In the Komape case, it was argued on behalf of the plaintiffs that the common law ought to be developed to include an award for damages for grief which does not give rise to detectable or recognised psychiatric injury. The High Court held that there was no basis upon which the common law can or should be developed. In this regard, Muller J said that, “policy considerations militate against compensation for emotional suffering short of recognisable psychiatric illness”. He further stated that, “a claim for grief cannot be justified as such will no doubt lead to bogus and unwarranted proliferation of claims and pave the way for limitless claims for every conceivable cause of grief without expert psychiatric evidence.”
The High Court in the Komape matter said that grief is not a condition. Grief consists of subjective feelings which take time to process. Bereavement and grief are part of a common human experience, which is a natural consequence following the death of a loved one.
Having regard to the plaintiffs’ claims for emotional shock, it is noteworthy and anomalous that although the state had conceded liability in respect of the merits of the plaintiffs’ claim for emotional shock, the court held that no case for psychological injury was proved and consequently did not allow the claims for emotional shock.
Muller J, specifically referred to the state’s positive obligation “to promote, protect and fulfil” the rights in the Bill of Rights as provided in s7(2) of the Constitution. Despite having held that numerous constitutional rights had been breached, the court held that the plaintiffs’ claims for constitutional damages would, if allowed, amount to punitive damages. It is trite that punitive damages in civil law are against public policy and foreign to South African law (Jones v Krok 1995 (1) SA 677 (AD) 696C-H).
The court did not consider an award of constitutional damages in this matter as just and equitable, nor a remedy that would serve the interests of society.

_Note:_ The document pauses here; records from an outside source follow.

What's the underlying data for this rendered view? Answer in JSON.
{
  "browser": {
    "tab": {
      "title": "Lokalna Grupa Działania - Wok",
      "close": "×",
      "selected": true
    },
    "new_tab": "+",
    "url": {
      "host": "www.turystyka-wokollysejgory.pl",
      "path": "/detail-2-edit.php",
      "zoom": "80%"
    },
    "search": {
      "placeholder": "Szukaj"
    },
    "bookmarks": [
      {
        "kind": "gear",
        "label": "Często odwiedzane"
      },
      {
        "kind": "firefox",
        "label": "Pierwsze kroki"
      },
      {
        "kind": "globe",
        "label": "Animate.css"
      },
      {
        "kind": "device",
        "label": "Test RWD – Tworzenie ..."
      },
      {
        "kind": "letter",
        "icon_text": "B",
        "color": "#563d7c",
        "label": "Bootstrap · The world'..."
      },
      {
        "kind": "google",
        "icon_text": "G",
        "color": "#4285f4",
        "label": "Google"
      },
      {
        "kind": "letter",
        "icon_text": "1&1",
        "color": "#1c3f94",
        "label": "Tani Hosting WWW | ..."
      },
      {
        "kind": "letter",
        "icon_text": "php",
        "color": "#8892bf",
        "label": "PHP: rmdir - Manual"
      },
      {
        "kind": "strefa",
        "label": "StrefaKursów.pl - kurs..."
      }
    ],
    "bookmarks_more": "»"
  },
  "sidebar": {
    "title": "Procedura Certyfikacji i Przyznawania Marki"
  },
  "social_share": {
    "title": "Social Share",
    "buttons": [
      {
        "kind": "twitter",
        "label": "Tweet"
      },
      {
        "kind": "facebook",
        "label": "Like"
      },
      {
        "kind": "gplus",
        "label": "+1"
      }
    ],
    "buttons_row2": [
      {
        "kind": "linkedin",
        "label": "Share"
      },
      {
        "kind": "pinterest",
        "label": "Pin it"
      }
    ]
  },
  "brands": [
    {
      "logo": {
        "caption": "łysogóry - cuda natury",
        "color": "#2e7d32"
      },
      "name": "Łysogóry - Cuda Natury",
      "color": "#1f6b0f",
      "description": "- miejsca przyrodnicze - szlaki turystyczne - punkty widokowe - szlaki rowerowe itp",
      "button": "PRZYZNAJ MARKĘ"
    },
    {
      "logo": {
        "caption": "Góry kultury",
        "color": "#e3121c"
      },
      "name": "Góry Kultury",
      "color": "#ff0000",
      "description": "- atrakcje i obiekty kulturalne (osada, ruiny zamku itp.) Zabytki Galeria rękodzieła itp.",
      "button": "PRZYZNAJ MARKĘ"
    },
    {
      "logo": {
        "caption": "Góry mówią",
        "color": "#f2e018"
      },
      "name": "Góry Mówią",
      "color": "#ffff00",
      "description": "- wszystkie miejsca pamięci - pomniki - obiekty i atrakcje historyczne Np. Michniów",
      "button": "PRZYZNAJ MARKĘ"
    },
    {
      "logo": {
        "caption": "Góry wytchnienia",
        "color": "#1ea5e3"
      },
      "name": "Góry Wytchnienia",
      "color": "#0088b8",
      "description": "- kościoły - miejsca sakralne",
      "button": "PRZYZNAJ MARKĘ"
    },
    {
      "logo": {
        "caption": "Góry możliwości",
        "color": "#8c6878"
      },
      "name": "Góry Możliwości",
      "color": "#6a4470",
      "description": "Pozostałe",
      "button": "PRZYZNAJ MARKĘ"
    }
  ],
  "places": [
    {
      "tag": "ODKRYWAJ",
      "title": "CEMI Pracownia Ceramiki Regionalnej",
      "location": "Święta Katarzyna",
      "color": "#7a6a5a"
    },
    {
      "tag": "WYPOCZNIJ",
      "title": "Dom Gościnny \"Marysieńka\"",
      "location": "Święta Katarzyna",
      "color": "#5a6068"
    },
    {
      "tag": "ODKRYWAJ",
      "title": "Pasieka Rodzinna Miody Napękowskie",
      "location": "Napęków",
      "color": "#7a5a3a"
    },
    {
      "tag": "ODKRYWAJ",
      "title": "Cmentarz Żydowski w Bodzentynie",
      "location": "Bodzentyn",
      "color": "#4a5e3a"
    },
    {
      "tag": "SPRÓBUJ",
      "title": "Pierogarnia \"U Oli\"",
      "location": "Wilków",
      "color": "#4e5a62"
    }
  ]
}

Instead, the court granted an order directed at the enforcement, protection and prevention of future encroachment of the rights protected in the Bill of Rights in the form of a structural interdict.
Whether or not the plaintiffs’ claims for emotional shock in the Komape matter should succeed, having regard to the evidence before the High Court as well as the state’s concession of liability in respect of the plaintiffs’ claims for emotional shock, will no doubt be addressed by the SCA judgment.
The imminent SCA judgment will hopefully provide legal certainty in respect of claims for constitutional damages, where no direct financial loss has been suffered due to the infringement of a constitutional right.